| Exercise directions |
Without including any image, retype the records word for word.

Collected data
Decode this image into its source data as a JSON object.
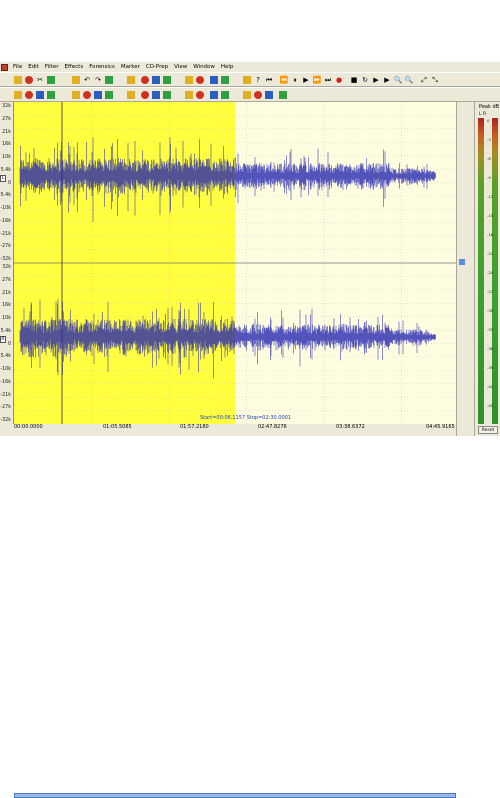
{
  "menu": [
    "File",
    "Edit",
    "Filter",
    "Effects",
    "Forensics",
    "Marker",
    "CD-Prep",
    "View",
    "Window",
    "Help"
  ],
  "toolbar1_icons": [
    "new-file",
    "open-file",
    "save-file",
    "cut",
    "copy",
    "paste",
    "delete",
    "undo",
    "redo",
    "print",
    "properties",
    "trim",
    "zoom-select",
    "mark-in",
    "mark-out",
    "filter-a",
    "filter-b",
    "filter-c",
    "effect-a",
    "effect-b",
    "marker",
    "cd",
    "help",
    "go-start",
    "rewind",
    "pause",
    "play",
    "fast-forward",
    "go-end",
    "record",
    "stop-record",
    "loop",
    "play-selection",
    "play-to-end",
    "zoom-in",
    "zoom-out",
    "zoom-fit",
    "zoom-all"
  ],
  "toolbar2_icons": [
    "select-tool",
    "envelope",
    "normalize",
    "fade-in",
    "fade-out",
    "amplify",
    "silence",
    "insert",
    "eq-1",
    "eq-2",
    "eq-3",
    "eq-4",
    "noise-reduce",
    "declick",
    "spectrum",
    "stereo",
    "mono",
    "invert",
    "reverse",
    "pitch",
    "tempo",
    "resample",
    "dc-offset",
    "channel-1",
    "channel-2",
    "channel-3"
  ],
  "y_axis": {
    "labels": [
      "32k",
      "27k",
      "21k",
      "16k",
      "10k",
      "5.4k",
      "0",
      "-5.4k",
      "-10k",
      "-16k",
      "-21k",
      "-27k",
      "-32k"
    ],
    "channel_markers": [
      "L",
      "R"
    ]
  },
  "timeline": {
    "labels": [
      "00:00.0000",
      "01:05.5085",
      "01:57.2180",
      "02:47.8276",
      "03:38.6372",
      "04:45.9165"
    ]
  },
  "selection_info": "Start=00:06.1157  Stop=02:30.0001",
  "selection": {
    "start_fraction": 0.0,
    "end_fraction": 0.5
  },
  "colors": {
    "waveform": "#1a1ab0",
    "selection_bg": "#ffff40",
    "unselected_bg": "#fffde0",
    "grid": "#c8c8c8"
  },
  "meter": {
    "title": "Peak dB",
    "header": "L  R",
    "ticks": [
      "0",
      "-3",
      "-6",
      "-9",
      "-12",
      "-15",
      "-18",
      "-21",
      "-24",
      "-27",
      "-30",
      "-33",
      "-36",
      "-39",
      "-42",
      "-45"
    ],
    "reset_label": "Reset"
  }
}
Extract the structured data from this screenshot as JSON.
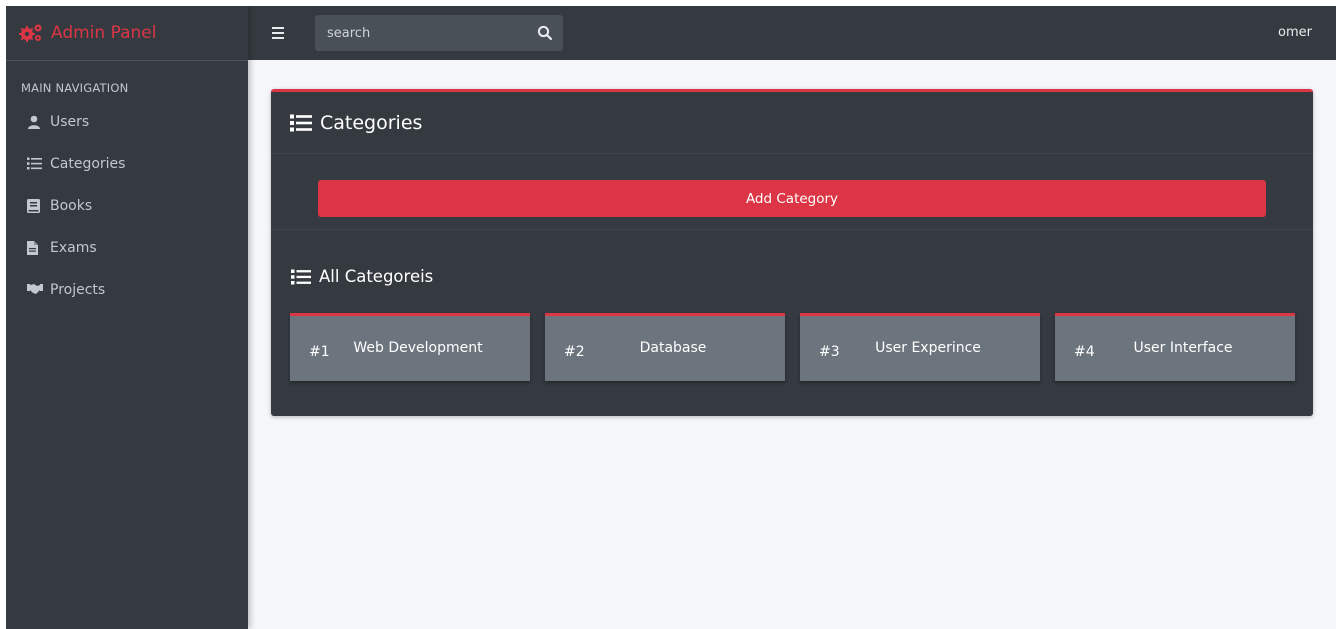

| Exercise answer |
Decode this image into its source data as a JSON object.
{
  "menu": [
    "File",
    "Edit",
    "Filter",
    "Effects",
    "Forensics",
    "Marker",
    "CD-Prep",
    "View",
    "Window",
    "Help"
  ],
  "toolbar1_icons": [
    "new-file",
    "open-file",
    "save-file",
    "cut",
    "copy",
    "paste",
    "delete",
    "undo",
    "redo",
    "print",
    "properties",
    "trim",
    "zoom-select",
    "mark-in",
    "mark-out",
    "filter-a",
    "filter-b",
    "filter-c",
    "effect-a",
    "effect-b",
    "marker",
    "cd",
    "help",
    "go-start",
    "rewind",
    "pause",
    "play",
    "fast-forward",
    "go-end",
    "record",
    "stop-record",
    "loop",
    "play-selection",
    "play-to-end",
    "zoom-in",
    "zoom-out",
    "zoom-fit",
    "zoom-all"
  ],
  "toolbar2_icons": [
    "select-tool",
    "envelope",
    "normalize",
    "fade-in",
    "fade-out",
    "amplify",
    "silence",
    "insert",
    "eq-1",
    "eq-2",
    "eq-3",
    "eq-4",
    "noise-reduce",
    "declick",
    "spectrum",
    "stereo",
    "mono",
    "invert",
    "reverse",
    "pitch",
    "tempo",
    "resample",
    "dc-offset",
    "channel-1",
    "channel-2",
    "channel-3"
  ],
  "y_axis": {
    "labels": [
      "32k",
      "27k",
      "21k",
      "16k",
      "10k",
      "5.4k",
      "0",
      "-5.4k",
      "-10k",
      "-16k",
      "-21k",
      "-27k",
      "-32k"
    ],
    "channel_markers": [
      "L",
      "R"
    ]
  },
  "timeline": {
    "labels": [
      "00:00.0000",
      "01:05.5085",
      "01:57.2180",
      "02:47.8276",
      "03:38.6372",
      "04:45.9165"
    ]
  },
  "selection_info": "Start=00:06.1157  Stop=02:30.0001",
  "selection": {
    "start_fraction": 0.0,
    "end_fraction": 0.5
  },
  "colors": {
    "waveform": "#1a1ab0",
    "selection_bg": "#ffff40",
    "unselected_bg": "#fffde0",
    "grid": "#c8c8c8"
  },
  "meter": {
    "title": "Peak dB",
    "header": "L  R",
    "ticks": [
      "0",
      "-3",
      "-6",
      "-9",
      "-12",
      "-15",
      "-18",
      "-21",
      "-24",
      "-27",
      "-30",
      "-33",
      "-36",
      "-39",
      "-42",
      "-45"
    ],
    "reset_label": "Reset"
  }
}
Extract the structured data from this screenshot as JSON.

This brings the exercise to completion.